Favoritism and influence are not . . . avoidable in representative politics. It is in the nature of an elected representative to favor certain policies, and, by necessary corollary, to favor the voters and contributors who support those policies. It is well understood that a substantial and legitimate reason, if not the only reason, to cast a vote for, or to make a contribution to, one candidate over another is that the candidate will respond by producing those political outcomes the supporter favors. Democracy is premised on responsiveness.
Democracy certainly is premised on responsiveness. Though it is a strange definition of democracy that offers enhanced responsiveness to those who can afford to pay for it.

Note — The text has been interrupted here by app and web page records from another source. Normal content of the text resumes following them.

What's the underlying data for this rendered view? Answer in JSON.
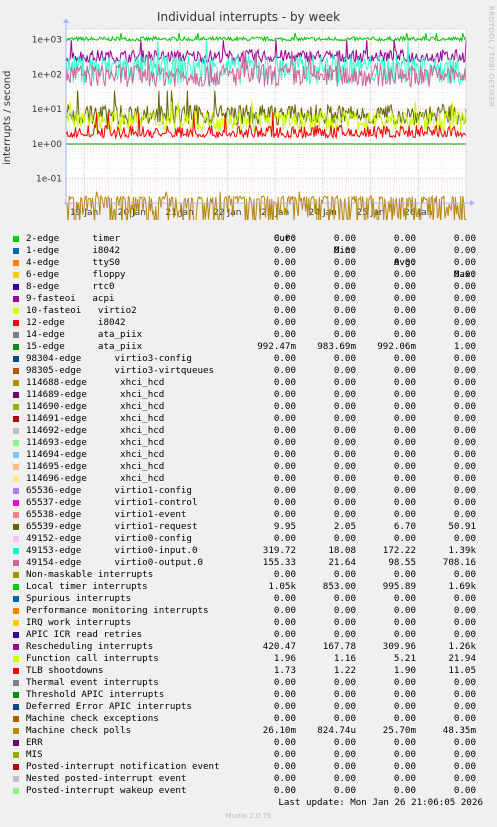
{
  "header": {
    "title": "Individual interrupts - by week",
    "side_tag": "RRDTOOL / TOBI OETIKER",
    "footer": "Munin 2.0.75",
    "last_update": "Last update: Mon Jan 26 21:06:05 2026"
  },
  "chart_data": {
    "type": "line",
    "title": "Individual interrupts - by week",
    "ylabel": "interrupts / second",
    "yscale": "log",
    "ylim": [
      0.02,
      2000
    ],
    "y_ticks": [
      "1e+03",
      "1e+02",
      "1e+01",
      "1e+00",
      "1e-01"
    ],
    "x_ticks": [
      "19 Jan",
      "20 Jan",
      "21 Jan",
      "22 Jan",
      "23 Jan",
      "24 Jan",
      "25 Jan",
      "26 Jan"
    ],
    "grid": true,
    "series": [
      {
        "name": "Local timer interrupts",
        "color": "#00cc00",
        "min": 853.0,
        "avg": 995.89,
        "max": 1690
      },
      {
        "name": "Rescheduling interrupts",
        "color": "#990099",
        "min": 167.78,
        "avg": 309.96,
        "max": 1260
      },
      {
        "name": "virtio0-input.0",
        "color": "#33ffcc",
        "min": 18.08,
        "avg": 172.22,
        "max": 1390
      },
      {
        "name": "virtio0-output.0",
        "color": "#cc6699",
        "min": 21.64,
        "avg": 98.55,
        "max": 708.16
      },
      {
        "name": "virtio1-request",
        "color": "#666600",
        "min": 2.05,
        "avg": 6.7,
        "max": 50.91
      },
      {
        "name": "Function call interrupts",
        "color": "#ccff00",
        "min": 1.16,
        "avg": 5.21,
        "max": 21.94
      },
      {
        "name": "TLB shootdowns",
        "color": "#ff0000",
        "min": 1.22,
        "avg": 1.9,
        "max": 11.05
      },
      {
        "name": "ata_piix",
        "color": "#008f00",
        "min": 0.98369,
        "avg": 0.99206,
        "max": 1.0
      },
      {
        "name": "Machine check polls",
        "color": "#b8860b",
        "min": 0.00082474,
        "avg": 0.0257,
        "max": 0.04835
      }
    ]
  },
  "legend": {
    "columns": [
      "Cur:",
      "Min:",
      "Avg:",
      "Max:"
    ],
    "rows": [
      {
        "name": "2-edge      timer",
        "color": "#00cc00",
        "cur": "0.00",
        "min": "0.00",
        "avg": "0.00",
        "max": "0.00"
      },
      {
        "name": "1-edge      i8042",
        "color": "#0066b3",
        "cur": "0.00",
        "min": "0.00",
        "avg": "0.00",
        "max": "0.00"
      },
      {
        "name": "4-edge      ttyS0",
        "color": "#ff8000",
        "cur": "0.00",
        "min": "0.00",
        "avg": "0.00",
        "max": "0.00"
      },
      {
        "name": "6-edge      floppy",
        "color": "#ffcc00",
        "cur": "0.00",
        "min": "0.00",
        "avg": "0.00",
        "max": "0.00"
      },
      {
        "name": "8-edge      rtc0",
        "color": "#330099",
        "cur": "0.00",
        "min": "0.00",
        "avg": "0.00",
        "max": "0.00"
      },
      {
        "name": "9-fasteoi   acpi",
        "color": "#990099",
        "cur": "0.00",
        "min": "0.00",
        "avg": "0.00",
        "max": "0.00"
      },
      {
        "name": "10-fasteoi   virtio2",
        "color": "#ccff00",
        "cur": "0.00",
        "min": "0.00",
        "avg": "0.00",
        "max": "0.00"
      },
      {
        "name": "12-edge      i8042",
        "color": "#ff0000",
        "cur": "0.00",
        "min": "0.00",
        "avg": "0.00",
        "max": "0.00"
      },
      {
        "name": "14-edge      ata_piix",
        "color": "#808080",
        "cur": "0.00",
        "min": "0.00",
        "avg": "0.00",
        "max": "0.00"
      },
      {
        "name": "15-edge      ata_piix",
        "color": "#008f00",
        "cur": "992.47m",
        "min": "983.69m",
        "avg": "992.06m",
        "max": "1.00"
      },
      {
        "name": "98304-edge      virtio3-config",
        "color": "#00487d",
        "cur": "0.00",
        "min": "0.00",
        "avg": "0.00",
        "max": "0.00"
      },
      {
        "name": "98305-edge      virtio3-virtqueues",
        "color": "#b35a00",
        "cur": "0.00",
        "min": "0.00",
        "avg": "0.00",
        "max": "0.00"
      },
      {
        "name": "114688-edge      xhci_hcd",
        "color": "#b38f00",
        "cur": "0.00",
        "min": "0.00",
        "avg": "0.00",
        "max": "0.00"
      },
      {
        "name": "114689-edge      xhci_hcd",
        "color": "#6b006b",
        "cur": "0.00",
        "min": "0.00",
        "avg": "0.00",
        "max": "0.00"
      },
      {
        "name": "114690-edge      xhci_hcd",
        "color": "#8fb300",
        "cur": "0.00",
        "min": "0.00",
        "avg": "0.00",
        "max": "0.00"
      },
      {
        "name": "114691-edge      xhci_hcd",
        "color": "#b30000",
        "cur": "0.00",
        "min": "0.00",
        "avg": "0.00",
        "max": "0.00"
      },
      {
        "name": "114692-edge      xhci_hcd",
        "color": "#bebebe",
        "cur": "0.00",
        "min": "0.00",
        "avg": "0.00",
        "max": "0.00"
      },
      {
        "name": "114693-edge      xhci_hcd",
        "color": "#80ff80",
        "cur": "0.00",
        "min": "0.00",
        "avg": "0.00",
        "max": "0.00"
      },
      {
        "name": "114694-edge      xhci_hcd",
        "color": "#80c9ff",
        "cur": "0.00",
        "min": "0.00",
        "avg": "0.00",
        "max": "0.00"
      },
      {
        "name": "114695-edge      xhci_hcd",
        "color": "#ffc080",
        "cur": "0.00",
        "min": "0.00",
        "avg": "0.00",
        "max": "0.00"
      },
      {
        "name": "114696-edge      xhci_hcd",
        "color": "#ffe680",
        "cur": "0.00",
        "min": "0.00",
        "avg": "0.00",
        "max": "0.00"
      },
      {
        "name": "65536-edge      virtio1-config",
        "color": "#aa80ff",
        "cur": "0.00",
        "min": "0.00",
        "avg": "0.00",
        "max": "0.00"
      },
      {
        "name": "65537-edge      virtio1-control",
        "color": "#ee00cc",
        "cur": "0.00",
        "min": "0.00",
        "avg": "0.00",
        "max": "0.00"
      },
      {
        "name": "65538-edge      virtio1-event",
        "color": "#ff8080",
        "cur": "0.00",
        "min": "0.00",
        "avg": "0.00",
        "max": "0.00"
      },
      {
        "name": "65539-edge      virtio1-request",
        "color": "#666600",
        "cur": "9.95",
        "min": "2.05",
        "avg": "6.70",
        "max": "50.91"
      },
      {
        "name": "49152-edge      virtio0-config",
        "color": "#ffbfff",
        "cur": "0.00",
        "min": "0.00",
        "avg": "0.00",
        "max": "0.00"
      },
      {
        "name": "49153-edge      virtio0-input.0",
        "color": "#00ffcc",
        "cur": "319.72",
        "min": "18.08",
        "avg": "172.22",
        "max": "1.39k"
      },
      {
        "name": "49154-edge      virtio0-output.0",
        "color": "#cc6699",
        "cur": "155.33",
        "min": "21.64",
        "avg": "98.55",
        "max": "708.16"
      },
      {
        "name": "Non-maskable interrupts",
        "color": "#999900",
        "cur": "0.00",
        "min": "0.00",
        "avg": "0.00",
        "max": "0.00"
      },
      {
        "name": "Local timer interrupts",
        "color": "#00cc00",
        "cur": "1.05k",
        "min": "853.00",
        "avg": "995.89",
        "max": "1.69k"
      },
      {
        "name": "Spurious interrupts",
        "color": "#0066b3",
        "cur": "0.00",
        "min": "0.00",
        "avg": "0.00",
        "max": "0.00"
      },
      {
        "name": "Performance monitoring interrupts",
        "color": "#ff8000",
        "cur": "0.00",
        "min": "0.00",
        "avg": "0.00",
        "max": "0.00"
      },
      {
        "name": "IRQ work interrupts",
        "color": "#ffcc00",
        "cur": "0.00",
        "min": "0.00",
        "avg": "0.00",
        "max": "0.00"
      },
      {
        "name": "APIC ICR read retries",
        "color": "#330099",
        "cur": "0.00",
        "min": "0.00",
        "avg": "0.00",
        "max": "0.00"
      },
      {
        "name": "Rescheduling interrupts",
        "color": "#990099",
        "cur": "420.47",
        "min": "167.78",
        "avg": "309.96",
        "max": "1.26k"
      },
      {
        "name": "Function call interrupts",
        "color": "#ccff00",
        "cur": "1.96",
        "min": "1.16",
        "avg": "5.21",
        "max": "21.94"
      },
      {
        "name": "TLB shootdowns",
        "color": "#ff0000",
        "cur": "1.73",
        "min": "1.22",
        "avg": "1.90",
        "max": "11.05"
      },
      {
        "name": "Thermal event interrupts",
        "color": "#808080",
        "cur": "0.00",
        "min": "0.00",
        "avg": "0.00",
        "max": "0.00"
      },
      {
        "name": "Threshold APIC interrupts",
        "color": "#008f00",
        "cur": "0.00",
        "min": "0.00",
        "avg": "0.00",
        "max": "0.00"
      },
      {
        "name": "Deferred Error APIC interrupts",
        "color": "#00487d",
        "cur": "0.00",
        "min": "0.00",
        "avg": "0.00",
        "max": "0.00"
      },
      {
        "name": "Machine check exceptions",
        "color": "#b35a00",
        "cur": "0.00",
        "min": "0.00",
        "avg": "0.00",
        "max": "0.00"
      },
      {
        "name": "Machine check polls",
        "color": "#b38f00",
        "cur": "26.10m",
        "min": "824.74u",
        "avg": "25.70m",
        "max": "48.35m"
      },
      {
        "name": "ERR",
        "color": "#6b006b",
        "cur": "0.00",
        "min": "0.00",
        "avg": "0.00",
        "max": "0.00"
      },
      {
        "name": "MIS",
        "color": "#8fb300",
        "cur": "0.00",
        "min": "0.00",
        "avg": "0.00",
        "max": "0.00"
      },
      {
        "name": "Posted-interrupt notification event",
        "color": "#b30000",
        "cur": "0.00",
        "min": "0.00",
        "avg": "0.00",
        "max": "0.00"
      },
      {
        "name": "Nested posted-interrupt event",
        "color": "#bebebe",
        "cur": "0.00",
        "min": "0.00",
        "avg": "0.00",
        "max": "0.00"
      },
      {
        "name": "Posted-interrupt wakeup event",
        "color": "#80ff80",
        "cur": "0.00",
        "min": "0.00",
        "avg": "0.00",
        "max": "0.00"
      }
    ]
  }
}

Under Roberts’ definition of “corruption” most of the corrupt activities of the Nixon era would be viewed as completely benign. Though an isolated incident, where a Nixon fundraiser promised that the president would make a donor Ambassador to Trinidad in return for $100,000, would qualify as an explicit “dollars for political favors,” arrangement, politicians who give greater access to their donors are not “corrupt” under McCutcheon and Citizens United unless they offer to exchange votes or similar favors in return for campaign donations. Indeed, even the dairy industry’s $2 million bid for a meeting with President Nixon may not qualify as “corruption,” as Roberts understands the word, because there is some uncertainty as to whether the $2 million donation was “conditioned upon or ‘linked’ to” the President agreeing to make specific changes to the administration’s policies. According to Roberts’ opinion in McCutcheon,
Spending large sums of money in connection with elections, but not in connection with an effort to control the exercise of an officeholder’s official duties, does not give rise to such quid pro quo corruption. Nor does the possibility that an individual who spends large sums may garner “influence over or access to” elected officials or political parties. And because the Government’s interest in preventing the appearance of corruption is equally confined to the appearance of of quid pro quo corruption, the Government may not seek to limit the appearance of mere influence or access.
Very few Americans agree with Roberts’ view of what constitutes corruption. Indeed, a 2012 poll determined that 69 percent of Americans believed that the rule emerging from cases like Citizens United allowing “corporations, unions and people give unlimited money to Super PACs will lead to corruption.” Just 15 percent disagreed.
To put that number in perspective, another poll found that fully 19 percent of Americans believe in “spells or witchcraft” — a full four percentage points more than those who agree with Roberts’ narrow definition of “corruption.”